#### [TASK GOAL]
Below is a listing. Output every line of it exactly.

#### [TASK DATA]
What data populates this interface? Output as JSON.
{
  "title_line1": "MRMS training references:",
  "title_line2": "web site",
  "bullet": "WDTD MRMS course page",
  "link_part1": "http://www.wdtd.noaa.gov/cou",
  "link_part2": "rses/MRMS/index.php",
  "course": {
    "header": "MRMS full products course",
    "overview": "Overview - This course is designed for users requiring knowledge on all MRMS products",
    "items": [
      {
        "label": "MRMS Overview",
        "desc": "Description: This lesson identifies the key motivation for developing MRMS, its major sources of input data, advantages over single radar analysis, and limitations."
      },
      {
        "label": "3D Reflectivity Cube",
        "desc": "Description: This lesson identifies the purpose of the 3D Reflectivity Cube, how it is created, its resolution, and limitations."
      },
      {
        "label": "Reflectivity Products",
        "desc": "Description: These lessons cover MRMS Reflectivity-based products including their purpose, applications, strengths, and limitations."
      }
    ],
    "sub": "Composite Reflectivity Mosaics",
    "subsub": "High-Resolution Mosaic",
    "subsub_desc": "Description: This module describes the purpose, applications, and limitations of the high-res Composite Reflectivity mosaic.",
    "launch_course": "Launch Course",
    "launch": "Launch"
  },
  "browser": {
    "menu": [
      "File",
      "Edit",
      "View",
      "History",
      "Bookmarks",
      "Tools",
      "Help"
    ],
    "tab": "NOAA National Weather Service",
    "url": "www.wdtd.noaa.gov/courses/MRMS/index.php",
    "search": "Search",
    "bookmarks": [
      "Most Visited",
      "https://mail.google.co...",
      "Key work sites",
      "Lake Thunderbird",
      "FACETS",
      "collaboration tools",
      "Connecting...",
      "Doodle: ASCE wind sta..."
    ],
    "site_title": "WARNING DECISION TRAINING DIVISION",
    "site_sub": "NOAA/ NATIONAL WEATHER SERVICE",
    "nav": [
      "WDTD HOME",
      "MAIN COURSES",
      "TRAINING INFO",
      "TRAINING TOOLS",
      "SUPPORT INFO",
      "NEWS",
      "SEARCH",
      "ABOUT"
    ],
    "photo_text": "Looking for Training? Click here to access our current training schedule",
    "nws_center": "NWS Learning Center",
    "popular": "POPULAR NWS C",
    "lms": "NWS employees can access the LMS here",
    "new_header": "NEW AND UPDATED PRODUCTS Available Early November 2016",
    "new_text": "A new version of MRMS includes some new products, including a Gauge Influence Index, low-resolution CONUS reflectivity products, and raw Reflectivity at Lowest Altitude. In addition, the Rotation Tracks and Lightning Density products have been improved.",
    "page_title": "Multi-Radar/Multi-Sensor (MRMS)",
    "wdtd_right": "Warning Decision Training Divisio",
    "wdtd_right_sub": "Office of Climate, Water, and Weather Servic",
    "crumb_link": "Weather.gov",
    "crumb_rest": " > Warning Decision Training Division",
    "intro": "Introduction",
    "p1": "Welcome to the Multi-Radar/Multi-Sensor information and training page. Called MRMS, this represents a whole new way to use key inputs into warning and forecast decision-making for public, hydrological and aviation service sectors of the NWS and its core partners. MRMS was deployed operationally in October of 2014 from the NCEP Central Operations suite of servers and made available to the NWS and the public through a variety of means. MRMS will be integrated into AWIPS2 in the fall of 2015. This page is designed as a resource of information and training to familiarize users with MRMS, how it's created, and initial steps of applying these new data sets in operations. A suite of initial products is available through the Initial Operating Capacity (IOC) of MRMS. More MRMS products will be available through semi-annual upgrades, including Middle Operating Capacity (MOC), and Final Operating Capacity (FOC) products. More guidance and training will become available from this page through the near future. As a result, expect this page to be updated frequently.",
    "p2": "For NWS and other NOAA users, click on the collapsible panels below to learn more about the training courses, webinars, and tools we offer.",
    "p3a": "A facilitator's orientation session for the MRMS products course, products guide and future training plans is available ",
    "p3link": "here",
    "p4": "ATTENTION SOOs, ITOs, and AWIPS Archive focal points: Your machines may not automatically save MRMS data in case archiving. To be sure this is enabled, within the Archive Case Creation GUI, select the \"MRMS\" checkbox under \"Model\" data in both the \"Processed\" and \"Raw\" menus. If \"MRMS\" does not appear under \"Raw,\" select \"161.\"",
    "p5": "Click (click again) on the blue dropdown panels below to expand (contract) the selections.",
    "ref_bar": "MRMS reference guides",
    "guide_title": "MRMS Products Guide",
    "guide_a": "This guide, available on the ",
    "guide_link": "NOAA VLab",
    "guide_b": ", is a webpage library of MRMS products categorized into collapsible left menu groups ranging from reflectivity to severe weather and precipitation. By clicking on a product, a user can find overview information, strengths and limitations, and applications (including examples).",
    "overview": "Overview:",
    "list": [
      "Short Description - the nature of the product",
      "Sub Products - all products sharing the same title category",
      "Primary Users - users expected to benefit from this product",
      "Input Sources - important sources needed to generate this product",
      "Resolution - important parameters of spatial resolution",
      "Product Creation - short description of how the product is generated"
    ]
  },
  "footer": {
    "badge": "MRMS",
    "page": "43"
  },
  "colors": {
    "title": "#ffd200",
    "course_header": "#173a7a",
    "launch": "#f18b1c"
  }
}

#### [COMPLETED TASK]
What data populates this interface? Output as JSON.
{
  "title_line1": "MRMS training references:",
  "title_line2": "web site",
  "bullet": "WDTD MRMS course page",
  "link_part1": "http://www.wdtd.noaa.gov/cou",
  "link_part2": "rses/MRMS/index.php",
  "course": {
    "header": "MRMS full products course",
    "overview": "Overview - This course is designed for users requiring knowledge on all MRMS products",
    "items": [
      {
        "label": "MRMS Overview",
        "desc": "Description: This lesson identifies the key motivation for developing MRMS, its major sources of input data, advantages over single radar analysis, and limitations."
      },
      {
        "label": "3D Reflectivity Cube",
        "desc": "Description: This lesson identifies the purpose of the 3D Reflectivity Cube, how it is created, its resolution, and limitations."
      },
      {
        "label": "Reflectivity Products",
        "desc": "Description: These lessons cover MRMS Reflectivity-based products including their purpose, applications, strengths, and limitations."
      }
    ],
    "sub": "Composite Reflectivity Mosaics",
    "subsub": "High-Resolution Mosaic",
    "subsub_desc": "Description: This module describes the purpose, applications, and limitations of the high-res Composite Reflectivity mosaic.",
    "launch_course": "Launch Course",
    "launch": "Launch"
  },
  "browser": {
    "menu": [
      "File",
      "Edit",
      "View",
      "History",
      "Bookmarks",
      "Tools",
      "Help"
    ],
    "tab": "NOAA National Weather Service",
    "url": "www.wdtd.noaa.gov/courses/MRMS/index.php",
    "search": "Search",
    "bookmarks": [
      "Most Visited",
      "https://mail.google.co...",
      "Key work sites",
      "Lake Thunderbird",
      "FACETS",
      "collaboration tools",
      "Connecting...",
      "Doodle: ASCE wind sta..."
    ],
    "site_title": "WARNING DECISION TRAINING DIVISION",
    "site_sub": "NOAA/ NATIONAL WEATHER SERVICE",
    "nav": [
      "WDTD HOME",
      "MAIN COURSES",
      "TRAINING INFO",
      "TRAINING TOOLS",
      "SUPPORT INFO",
      "NEWS",
      "SEARCH",
      "ABOUT"
    ],
    "photo_text": "Looking for Training? Click here to access our current training schedule",
    "nws_center": "NWS Learning Center",
    "popular": "POPULAR NWS C",
    "lms": "NWS employees can access the LMS here",
    "new_header": "NEW AND UPDATED PRODUCTS Available Early November 2016",
    "new_text": "A new version of MRMS includes some new products, including a Gauge Influence Index, low-resolution CONUS reflectivity products, and raw Reflectivity at Lowest Altitude. In addition, the Rotation Tracks and Lightning Density products have been improved.",
    "page_title": "Multi-Radar/Multi-Sensor (MRMS)",
    "wdtd_right": "Warning Decision Training Divisio",
    "wdtd_right_sub": "Office of Climate, Water, and Weather Servic",
    "crumb_link": "Weather.gov",
    "crumb_rest": " > Warning Decision Training Division",
    "intro": "Introduction",
    "p1": "Welcome to the Multi-Radar/Multi-Sensor information and training page. Called MRMS, this represents a whole new way to use key inputs into warning and forecast decision-making for public, hydrological and aviation service sectors of the NWS and its core partners. MRMS was deployed operationally in October of 2014 from the NCEP Central Operations suite of servers and made available to the NWS and the public through a variety of means. MRMS will be integrated into AWIPS2 in the fall of 2015. This page is designed as a resource of information and training to familiarize users with MRMS, how it's created, and initial steps of applying these new data sets in operations. A suite of initial products is available through the Initial Operating Capacity (IOC) of MRMS. More MRMS products will be available through semi-annual upgrades, including Middle Operating Capacity (MOC), and Final Operating Capacity (FOC) products. More guidance and training will become available from this page through the near future. As a result, expect this page to be updated frequently.",
    "p2": "For NWS and other NOAA users, click on the collapsible panels below to learn more about the training courses, webinars, and tools we offer.",
    "p3a": "A facilitator's orientation session for the MRMS products course, products guide and future training plans is available ",
    "p3link": "here",
    "p4": "ATTENTION SOOs, ITOs, and AWIPS Archive focal points: Your machines may not automatically save MRMS data in case archiving. To be sure this is enabled, within the Archive Case Creation GUI, select the \"MRMS\" checkbox under \"Model\" data in both the \"Processed\" and \"Raw\" menus. If \"MRMS\" does not appear under \"Raw,\" select \"161.\"",
    "p5": "Click (click again) on the blue dropdown panels below to expand (contract) the selections.",
    "ref_bar": "MRMS reference guides",
    "guide_title": "MRMS Products Guide",
    "guide_a": "This guide, available on the ",
    "guide_link": "NOAA VLab",
    "guide_b": ", is a webpage library of MRMS products categorized into collapsible left menu groups ranging from reflectivity to severe weather and precipitation. By clicking on a product, a user can find overview information, strengths and limitations, and applications (including examples).",
    "overview": "Overview:",
    "list": [
      "Short Description - the nature of the product",
      "Sub Products - all products sharing the same title category",
      "Primary Users - users expected to benefit from this product",
      "Input Sources - important sources needed to generate this product",
      "Resolution - important parameters of spatial resolution",
      "Product Creation - short description of how the product is generated"
    ]
  },
  "footer": {
    "badge": "MRMS",
    "page": "43"
  },
  "colors": {
    "title": "#ffd200",
    "course_header": "#173a7a",
    "launch": "#f18b1c"
  }
}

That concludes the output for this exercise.